Few knowledgeable individuals handling and installing pipe over the past few decades would even question the statement that today’s pipe is of far lower quality—both physically as well as in its corrosion resistance. While pipe foreign imports to the United States were originally blamed for many system failures, we now see the same level of problems involving genuine U.S.-made piping products.
Lower quality is not only common for carbon steel pipe, but also for galvanized steel and copper pipe. Replacing galvanized steel pipe that first lasted 65 years means a likely failure of the new pipe within only 5–10 years.
Copper pipe, which has traditionally offered almost unlimited service life, is now being produced not just undersized in its wall thickness similar to steel, but also having poor uniformity. The same ASTM-stamped Type K copper pipe may be above Type L dimensions on one side, and near Type M on another. Corrosion rates, traditionally at below 0.3 MPY, are now more common at above 1 MPY.
Undersized Pipe Wall
Moving back in time, just 20 years, almost all steel pipe was manufactured at or above its ASTM-defined wall thickness specification. In the one example of 82-year-old pipe, we measured 0.534" of wall thickness for extra heavy-wrought iron pipe originally manufactured to an ASTM A72 thickness specification of 0.512".
In contrast to decades ago, however, most pipe manufactured today is undersized, and often at or very near the 12.5% lower tolerance limit allowed by ASTM. This means that the new 10" schedule 40 pipe intended for a new cooling tower is not 0.365" as stamped on its side, but often 12.5% below that dimension or in fact closer to 0.319".
In the above photo, all uninstalled new 6" schedule 40 cooling tower pipe for this project was documented as having a wall thickness of near 0.248". That is 0.032" or 11.4% under its ASTM A53 specification. For an extremely competitive market in which steel pipe from as far away as China, Oman, Turkey and Thailand is being supplied, manufacturers have taken full advantage of the wide +/- 25% wall thickness tolerance that still exists from the early 1900s.
The issue of undersized pipe is so pervasive today that we rarely ever measure new pipe manufactured near its intended ASTM thickness specification—a finding that holds true for carbon steel, galvanized steel and copper pipe.
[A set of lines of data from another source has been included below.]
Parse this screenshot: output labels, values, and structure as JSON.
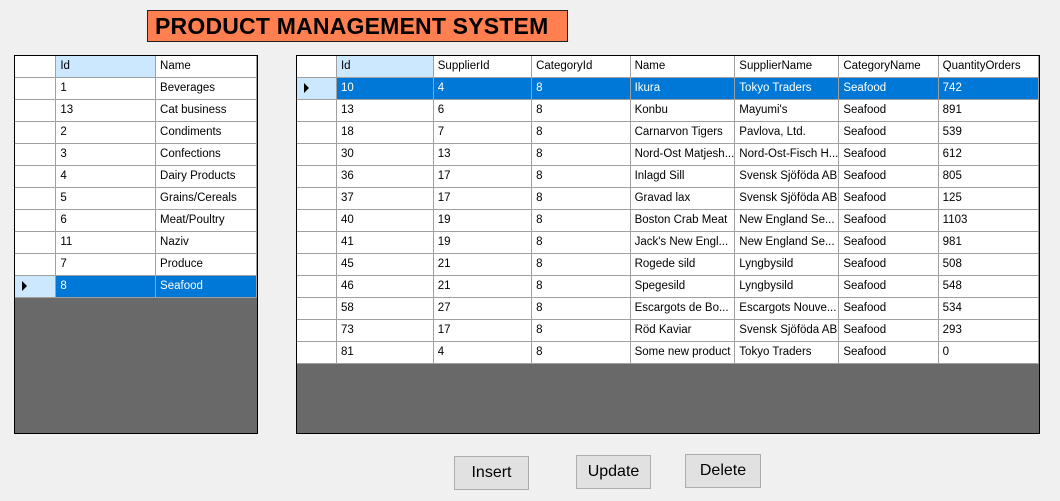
{
  "title": "PRODUCT MANAGEMENT SYSTEM",
  "colors": {
    "title_bg": "#ff7f50",
    "selection": "#0078d7",
    "grid_bg": "#696969",
    "header_sorted": "#cce8ff"
  },
  "categories_grid": {
    "columns": [
      "Id",
      "Name"
    ],
    "selected_index": 9,
    "rows": [
      [
        "1",
        "Beverages"
      ],
      [
        "13",
        "Cat business"
      ],
      [
        "2",
        "Condiments"
      ],
      [
        "3",
        "Confections"
      ],
      [
        "4",
        "Dairy Products"
      ],
      [
        "5",
        "Grains/Cereals"
      ],
      [
        "6",
        "Meat/Poultry"
      ],
      [
        "11",
        "Naziv"
      ],
      [
        "7",
        "Produce"
      ],
      [
        "8",
        "Seafood"
      ]
    ]
  },
  "products_grid": {
    "columns": [
      "Id",
      "SupplierId",
      "CategoryId",
      "Name",
      "SupplierName",
      "CategoryName",
      "QuantityOrders"
    ],
    "selected_index": 0,
    "rows": [
      [
        "10",
        "4",
        "8",
        "Ikura",
        "Tokyo Traders",
        "Seafood",
        "742"
      ],
      [
        "13",
        "6",
        "8",
        "Konbu",
        "Mayumi's",
        "Seafood",
        "891"
      ],
      [
        "18",
        "7",
        "8",
        "Carnarvon Tigers",
        "Pavlova, Ltd.",
        "Seafood",
        "539"
      ],
      [
        "30",
        "13",
        "8",
        "Nord-Ost Matjesh...",
        "Nord-Ost-Fisch H...",
        "Seafood",
        "612"
      ],
      [
        "36",
        "17",
        "8",
        "Inlagd Sill",
        "Svensk Sjöföda AB",
        "Seafood",
        "805"
      ],
      [
        "37",
        "17",
        "8",
        "Gravad lax",
        "Svensk Sjöföda AB",
        "Seafood",
        "125"
      ],
      [
        "40",
        "19",
        "8",
        "Boston Crab Meat",
        "New England Se...",
        "Seafood",
        "1103"
      ],
      [
        "41",
        "19",
        "8",
        "Jack's New Engl...",
        "New England Se...",
        "Seafood",
        "981"
      ],
      [
        "45",
        "21",
        "8",
        "Rogede sild",
        "Lyngbysild",
        "Seafood",
        "508"
      ],
      [
        "46",
        "21",
        "8",
        "Spegesild",
        "Lyngbysild",
        "Seafood",
        "548"
      ],
      [
        "58",
        "27",
        "8",
        "Escargots de Bo...",
        "Escargots Nouve...",
        "Seafood",
        "534"
      ],
      [
        "73",
        "17",
        "8",
        "Röd Kaviar",
        "Svensk Sjöföda AB",
        "Seafood",
        "293"
      ],
      [
        "81",
        "4",
        "8",
        "Some new product",
        "Tokyo Traders",
        "Seafood",
        "0"
      ]
    ]
  },
  "buttons": {
    "insert": "Insert",
    "update": "Update",
    "delete": "Delete"
  }
}
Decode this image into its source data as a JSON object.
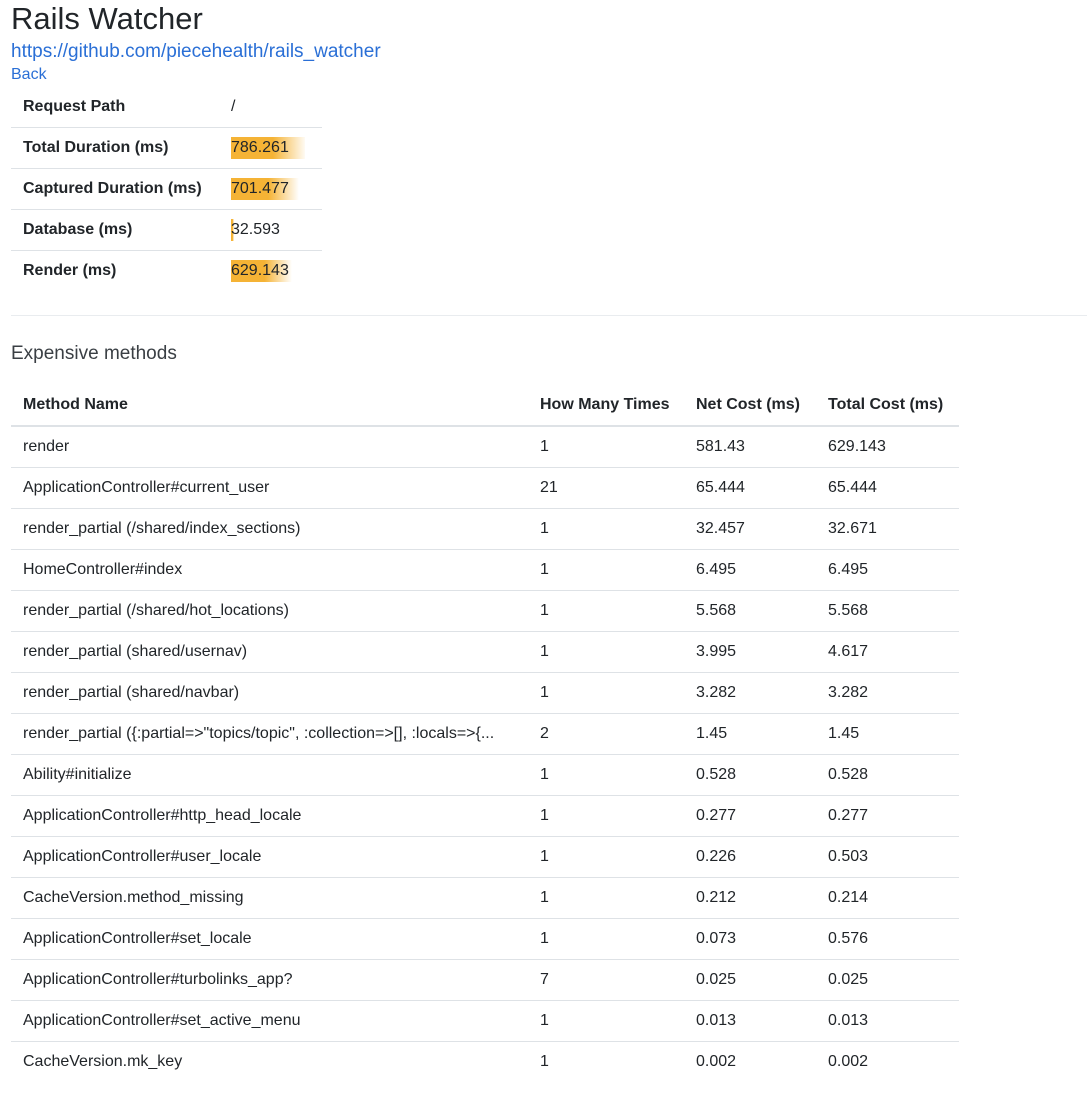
{
  "header": {
    "title": "Rails Watcher",
    "repo_link": "https://github.com/piecehealth/rails_watcher",
    "back_link": "Back"
  },
  "summary": [
    {
      "label": "Request Path",
      "value": "/",
      "bar_fraction": 0
    },
    {
      "label": "Total Duration (ms)",
      "value": "786.261",
      "bar_fraction": 1.0
    },
    {
      "label": "Captured Duration (ms)",
      "value": "701.477",
      "bar_fraction": 0.892
    },
    {
      "label": "Database (ms)",
      "value": "32.593",
      "bar_fraction": 0.041
    },
    {
      "label": "Render (ms)",
      "value": "629.143",
      "bar_fraction": 0.8
    }
  ],
  "bar_color": "#f5b335",
  "section_title": "Expensive methods",
  "methods_table": {
    "columns": [
      "Method Name",
      "How Many Times",
      "Net Cost (ms)",
      "Total Cost (ms)"
    ],
    "rows": [
      [
        "render",
        "1",
        "581.43",
        "629.143"
      ],
      [
        "ApplicationController#current_user",
        "21",
        "65.444",
        "65.444"
      ],
      [
        "render_partial (/shared/index_sections)",
        "1",
        "32.457",
        "32.671"
      ],
      [
        "HomeController#index",
        "1",
        "6.495",
        "6.495"
      ],
      [
        "render_partial (/shared/hot_locations)",
        "1",
        "5.568",
        "5.568"
      ],
      [
        "render_partial (shared/usernav)",
        "1",
        "3.995",
        "4.617"
      ],
      [
        "render_partial (shared/navbar)",
        "1",
        "3.282",
        "3.282"
      ],
      [
        "render_partial ({:partial=>\"topics/topic\", :collection=>[], :locals=>{...",
        "2",
        "1.45",
        "1.45"
      ],
      [
        "Ability#initialize",
        "1",
        "0.528",
        "0.528"
      ],
      [
        "ApplicationController#http_head_locale",
        "1",
        "0.277",
        "0.277"
      ],
      [
        "ApplicationController#user_locale",
        "1",
        "0.226",
        "0.503"
      ],
      [
        "CacheVersion.method_missing",
        "1",
        "0.212",
        "0.214"
      ],
      [
        "ApplicationController#set_locale",
        "1",
        "0.073",
        "0.576"
      ],
      [
        "ApplicationController#turbolinks_app?",
        "7",
        "0.025",
        "0.025"
      ],
      [
        "ApplicationController#set_active_menu",
        "1",
        "0.013",
        "0.013"
      ],
      [
        "CacheVersion.mk_key",
        "1",
        "0.002",
        "0.002"
      ]
    ]
  }
}
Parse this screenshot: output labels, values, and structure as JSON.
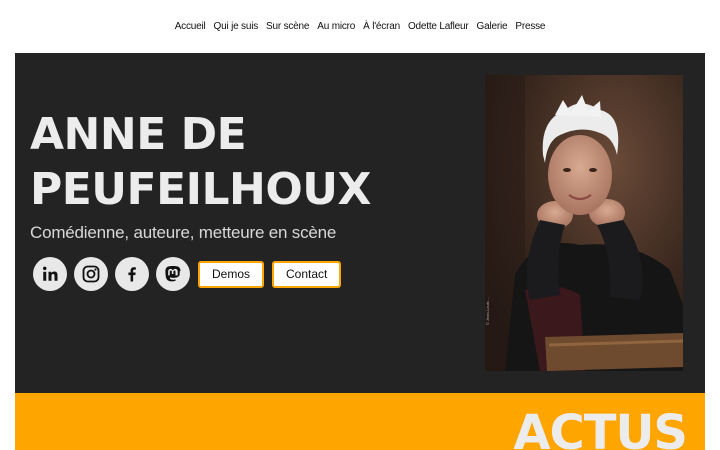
{
  "nav": {
    "items": [
      "Accueil",
      "Qui je suis",
      "Sur scène",
      "Au micro",
      "À l'écran",
      "Odette Lafleur",
      "Galerie",
      "Presse"
    ]
  },
  "hero": {
    "title": "ANNE DE PEUFEILHOUX",
    "subtitle": "Comédienne, auteure, metteure en scène",
    "social": [
      {
        "icon": "linkedin-icon"
      },
      {
        "icon": "instagram-icon"
      },
      {
        "icon": "facebook-icon"
      },
      {
        "icon": "mastodon-icon"
      }
    ],
    "buttons": {
      "demos": "Demos",
      "contact": "Contact"
    },
    "photo_credit": "© Jean-Louis ..."
  },
  "actus": {
    "title": "ACTUS"
  },
  "colors": {
    "accent": "#ffa500",
    "hero_bg": "#232323",
    "title": "#ececec"
  }
}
And while a 12.5% loss of pipe wall to 12" schedule 40 pipe is tolerable, it becomes critically threatening when similarly reduced from schedule 10 or schedule 7 thin wall fire sprinkler pipe.
Cumulative Negative Impact
Multiple changes to the piping industry present significant although mostly unrecognized threats to every building owner, developer, property manager, chief engineer and professional engineer.
The advanced piping failures we regularly document at newer building properties are in stark contrast to virtually every older building similarly evaluated, and are becoming far more dramatic in comparison due to:
- Less effective chemical treatment
- Lower quality pipe
- Complicated piping layouts
- Thinner pipe schedules
- Undersized pipe wall thickness
- Ineffective water filtration
- Green influences
In many respects, it is a "perfect storm" of critically interdependent issues all moving in the wrong direction. And from our perspective, reinforced often, there seems to be no interest or incentive to reverse its course.
The article and photos previously appeared at http://www.corrview.com/. Reprinted with permission. Copyright 2015 CorrView International, LLC.